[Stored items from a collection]
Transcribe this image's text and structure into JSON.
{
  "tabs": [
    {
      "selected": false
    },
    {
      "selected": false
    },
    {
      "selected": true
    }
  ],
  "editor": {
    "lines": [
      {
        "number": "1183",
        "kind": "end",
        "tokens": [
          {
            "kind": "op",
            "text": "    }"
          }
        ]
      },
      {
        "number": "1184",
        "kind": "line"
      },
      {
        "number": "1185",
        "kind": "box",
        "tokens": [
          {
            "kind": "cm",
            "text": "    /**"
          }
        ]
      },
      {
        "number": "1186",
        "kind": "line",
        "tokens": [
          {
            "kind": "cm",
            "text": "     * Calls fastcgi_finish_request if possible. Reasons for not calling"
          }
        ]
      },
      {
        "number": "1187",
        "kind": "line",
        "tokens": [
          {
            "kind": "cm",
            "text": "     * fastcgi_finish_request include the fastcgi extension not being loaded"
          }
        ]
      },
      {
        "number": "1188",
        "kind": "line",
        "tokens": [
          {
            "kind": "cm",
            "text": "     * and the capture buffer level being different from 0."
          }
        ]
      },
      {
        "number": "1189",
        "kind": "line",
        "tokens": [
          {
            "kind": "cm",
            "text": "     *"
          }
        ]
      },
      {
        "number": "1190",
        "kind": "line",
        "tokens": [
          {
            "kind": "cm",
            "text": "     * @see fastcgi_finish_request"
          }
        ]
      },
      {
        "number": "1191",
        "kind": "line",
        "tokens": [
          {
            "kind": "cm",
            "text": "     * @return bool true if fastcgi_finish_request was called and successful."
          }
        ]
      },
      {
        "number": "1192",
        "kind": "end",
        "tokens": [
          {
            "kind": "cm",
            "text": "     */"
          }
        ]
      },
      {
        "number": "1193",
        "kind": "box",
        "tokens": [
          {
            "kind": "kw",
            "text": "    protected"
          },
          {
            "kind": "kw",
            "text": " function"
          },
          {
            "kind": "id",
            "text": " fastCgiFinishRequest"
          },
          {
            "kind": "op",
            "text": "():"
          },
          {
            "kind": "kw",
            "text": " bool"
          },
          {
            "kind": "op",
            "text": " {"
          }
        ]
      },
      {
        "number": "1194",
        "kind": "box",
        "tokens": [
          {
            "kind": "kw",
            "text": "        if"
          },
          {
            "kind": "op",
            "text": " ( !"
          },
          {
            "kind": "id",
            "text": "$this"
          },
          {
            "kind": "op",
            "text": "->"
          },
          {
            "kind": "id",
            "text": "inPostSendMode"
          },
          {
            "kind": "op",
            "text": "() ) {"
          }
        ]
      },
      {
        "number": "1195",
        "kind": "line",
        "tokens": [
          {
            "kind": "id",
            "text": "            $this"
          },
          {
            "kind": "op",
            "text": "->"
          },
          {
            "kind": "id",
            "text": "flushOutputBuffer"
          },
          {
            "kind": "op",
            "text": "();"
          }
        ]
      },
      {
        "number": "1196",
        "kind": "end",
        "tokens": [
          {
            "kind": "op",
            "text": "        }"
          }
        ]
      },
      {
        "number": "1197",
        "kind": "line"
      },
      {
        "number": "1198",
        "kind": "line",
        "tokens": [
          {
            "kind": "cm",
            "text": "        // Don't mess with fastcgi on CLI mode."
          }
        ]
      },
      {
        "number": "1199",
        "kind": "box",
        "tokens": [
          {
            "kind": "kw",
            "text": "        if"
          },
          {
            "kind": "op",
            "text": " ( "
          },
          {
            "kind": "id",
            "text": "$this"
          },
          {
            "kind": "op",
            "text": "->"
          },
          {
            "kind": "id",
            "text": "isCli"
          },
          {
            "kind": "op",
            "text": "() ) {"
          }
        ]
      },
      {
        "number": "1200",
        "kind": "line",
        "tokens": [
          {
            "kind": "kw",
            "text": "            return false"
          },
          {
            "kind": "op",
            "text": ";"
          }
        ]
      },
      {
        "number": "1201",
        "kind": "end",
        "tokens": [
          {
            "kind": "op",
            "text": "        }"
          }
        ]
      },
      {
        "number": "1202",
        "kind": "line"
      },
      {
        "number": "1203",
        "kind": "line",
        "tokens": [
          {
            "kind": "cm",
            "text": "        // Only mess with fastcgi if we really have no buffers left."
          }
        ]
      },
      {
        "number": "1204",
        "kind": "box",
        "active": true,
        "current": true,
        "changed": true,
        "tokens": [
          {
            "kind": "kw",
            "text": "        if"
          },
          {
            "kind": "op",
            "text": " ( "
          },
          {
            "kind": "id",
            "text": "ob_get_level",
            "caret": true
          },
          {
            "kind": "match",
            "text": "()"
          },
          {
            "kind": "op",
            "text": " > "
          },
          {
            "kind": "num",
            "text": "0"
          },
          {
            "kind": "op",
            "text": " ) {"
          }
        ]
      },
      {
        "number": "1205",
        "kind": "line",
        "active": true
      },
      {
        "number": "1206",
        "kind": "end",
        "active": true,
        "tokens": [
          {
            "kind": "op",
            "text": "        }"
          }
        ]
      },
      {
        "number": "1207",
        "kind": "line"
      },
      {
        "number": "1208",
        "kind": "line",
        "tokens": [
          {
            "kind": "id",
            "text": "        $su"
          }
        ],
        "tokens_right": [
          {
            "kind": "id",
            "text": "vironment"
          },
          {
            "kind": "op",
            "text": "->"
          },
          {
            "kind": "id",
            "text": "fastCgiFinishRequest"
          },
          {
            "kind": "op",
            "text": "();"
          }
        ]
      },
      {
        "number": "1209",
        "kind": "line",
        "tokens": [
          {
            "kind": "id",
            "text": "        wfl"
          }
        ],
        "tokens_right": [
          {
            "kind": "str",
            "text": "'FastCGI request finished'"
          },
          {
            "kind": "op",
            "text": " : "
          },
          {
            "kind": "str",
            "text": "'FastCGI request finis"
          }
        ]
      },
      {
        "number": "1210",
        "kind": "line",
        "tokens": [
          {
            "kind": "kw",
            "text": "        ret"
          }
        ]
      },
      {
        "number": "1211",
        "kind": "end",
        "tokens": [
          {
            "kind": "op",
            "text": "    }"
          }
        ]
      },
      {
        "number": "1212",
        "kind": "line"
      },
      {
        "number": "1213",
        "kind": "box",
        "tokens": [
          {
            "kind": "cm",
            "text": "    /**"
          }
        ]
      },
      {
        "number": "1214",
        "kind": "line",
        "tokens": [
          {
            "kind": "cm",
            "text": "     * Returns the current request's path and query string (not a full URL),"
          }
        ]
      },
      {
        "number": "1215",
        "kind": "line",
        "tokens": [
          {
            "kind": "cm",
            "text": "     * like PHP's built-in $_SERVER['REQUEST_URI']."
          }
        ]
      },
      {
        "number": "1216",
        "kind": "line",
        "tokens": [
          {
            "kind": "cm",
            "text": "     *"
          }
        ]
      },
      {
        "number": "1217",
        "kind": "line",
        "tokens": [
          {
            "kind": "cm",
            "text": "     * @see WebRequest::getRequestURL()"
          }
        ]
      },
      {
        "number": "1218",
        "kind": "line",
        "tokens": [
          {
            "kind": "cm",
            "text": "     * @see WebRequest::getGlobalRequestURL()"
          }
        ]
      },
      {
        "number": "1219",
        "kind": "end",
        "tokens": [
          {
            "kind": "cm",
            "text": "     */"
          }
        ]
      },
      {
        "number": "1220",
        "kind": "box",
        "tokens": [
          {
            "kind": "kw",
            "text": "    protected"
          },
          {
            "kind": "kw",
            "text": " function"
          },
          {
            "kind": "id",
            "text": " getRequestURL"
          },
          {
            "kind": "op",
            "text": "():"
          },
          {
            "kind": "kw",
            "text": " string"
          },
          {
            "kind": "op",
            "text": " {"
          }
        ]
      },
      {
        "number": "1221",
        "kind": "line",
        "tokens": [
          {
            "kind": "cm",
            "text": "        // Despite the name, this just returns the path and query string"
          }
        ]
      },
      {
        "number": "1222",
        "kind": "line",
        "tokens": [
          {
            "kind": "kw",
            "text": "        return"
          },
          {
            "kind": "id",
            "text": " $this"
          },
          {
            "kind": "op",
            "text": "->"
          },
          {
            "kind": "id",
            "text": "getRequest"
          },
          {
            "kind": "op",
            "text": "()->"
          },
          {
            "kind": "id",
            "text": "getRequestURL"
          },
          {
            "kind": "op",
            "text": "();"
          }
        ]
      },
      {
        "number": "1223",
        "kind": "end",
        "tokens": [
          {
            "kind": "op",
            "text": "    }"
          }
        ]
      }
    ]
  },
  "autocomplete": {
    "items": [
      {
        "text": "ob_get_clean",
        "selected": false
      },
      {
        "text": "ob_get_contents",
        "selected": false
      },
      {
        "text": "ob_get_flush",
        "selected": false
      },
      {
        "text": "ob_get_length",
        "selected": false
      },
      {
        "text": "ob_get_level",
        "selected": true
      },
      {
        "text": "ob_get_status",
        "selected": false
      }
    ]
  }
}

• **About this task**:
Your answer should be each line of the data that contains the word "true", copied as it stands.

• **Exercise output**:
      "selected": true
            "text": "     * @return bool true if fastcgi_finish_request was called and successful."
        "active": true,
        "current": true,
        "changed": true,
            "caret": true
        "active": true
        "active": true,
        "selected": true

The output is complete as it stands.